I approaching these my petition before you for kindly consideration. I have to explain you that through in our difficulty and tired is that: daily early morning and lateness evening we are walking to Nairobi and back, for our duties as you know we are serve our life as employment in town nothing else, we are spending the whole day’s without meal on account of less salaray, also thereis Bus runing but we can’t spend /40 Cts in travelling by Buses we are keeping for household we are very famine in this area.
Col. Lafontain was state that Kibera must be under Municipal or departure, this is quit too difficult to us we can not serve under Municipal at all we are poor we can not living on renting as he said Municipal shall built lodging houses at Kibra for us, this is quite clear Sudanese clan is to be scattered and lost and we are guest in this colonies. We are first looking an enemy in East Africa, as our fathers combine with British and attack African in East Africa and let them down under Government vengeance still going on between African and Sudanese, how we goin to serve our life if Government is going to leave us apon hill at Kibiko 18 miles from Nairobi, how we can reach Nairobi by walking, sir, this is quite through in fact to live under Municipal Control or, departure to Kibiko both we had rather not, we shall lost our clan and be “JANGILI.” We shall be very grateful if you could putithis my petition under reaction as the Land Commissioner Report state: within easy to reach in Nairobi. Therefore, we shall be lead on an easy life. I shall be very grateful to received your further information to assist me on these difficult.

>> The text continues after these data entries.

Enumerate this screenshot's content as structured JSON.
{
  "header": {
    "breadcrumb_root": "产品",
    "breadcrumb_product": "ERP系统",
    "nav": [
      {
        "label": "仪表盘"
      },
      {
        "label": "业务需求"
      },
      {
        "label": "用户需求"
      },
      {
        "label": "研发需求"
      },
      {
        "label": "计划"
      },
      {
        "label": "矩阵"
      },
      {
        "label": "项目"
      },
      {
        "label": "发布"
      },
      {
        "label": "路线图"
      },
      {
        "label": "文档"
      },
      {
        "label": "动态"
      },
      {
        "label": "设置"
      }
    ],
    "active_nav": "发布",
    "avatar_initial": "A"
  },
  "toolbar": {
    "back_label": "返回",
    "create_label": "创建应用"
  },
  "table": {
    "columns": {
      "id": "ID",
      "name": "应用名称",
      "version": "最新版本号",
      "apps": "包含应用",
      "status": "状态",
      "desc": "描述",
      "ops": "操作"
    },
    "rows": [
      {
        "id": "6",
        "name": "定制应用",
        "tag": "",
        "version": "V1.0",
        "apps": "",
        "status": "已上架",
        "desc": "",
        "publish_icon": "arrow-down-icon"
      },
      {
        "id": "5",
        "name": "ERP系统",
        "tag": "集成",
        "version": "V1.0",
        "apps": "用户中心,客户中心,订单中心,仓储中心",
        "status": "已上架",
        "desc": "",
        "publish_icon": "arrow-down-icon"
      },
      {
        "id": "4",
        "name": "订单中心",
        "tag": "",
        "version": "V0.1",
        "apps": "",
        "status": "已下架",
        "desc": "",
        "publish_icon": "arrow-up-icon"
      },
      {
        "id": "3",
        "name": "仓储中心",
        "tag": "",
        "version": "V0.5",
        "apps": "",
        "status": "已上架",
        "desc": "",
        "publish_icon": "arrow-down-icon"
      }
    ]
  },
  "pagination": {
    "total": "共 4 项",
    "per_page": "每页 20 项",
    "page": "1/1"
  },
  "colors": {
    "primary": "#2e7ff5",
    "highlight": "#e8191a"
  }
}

I have the honour to be sir, Your obediently Servant,
Ahamed Mussa Sha-Aban
Unfortunately, this thoughtful and impassioned letter about the effect of the resettlement plan did not elicit an equally thoughtful response. Here it is in full:
I have to refer to a letter dated 25th September 1950 in which you complain that proposals for Kibira will seriously affect your life, and to say that these proposals give effect to this recommendation made by the Kenya Land Commission. I see no grounds for any further complaints in this matter.
I am, Sire, Your obedient servant,
I’ve posted pictures of the two original letters below.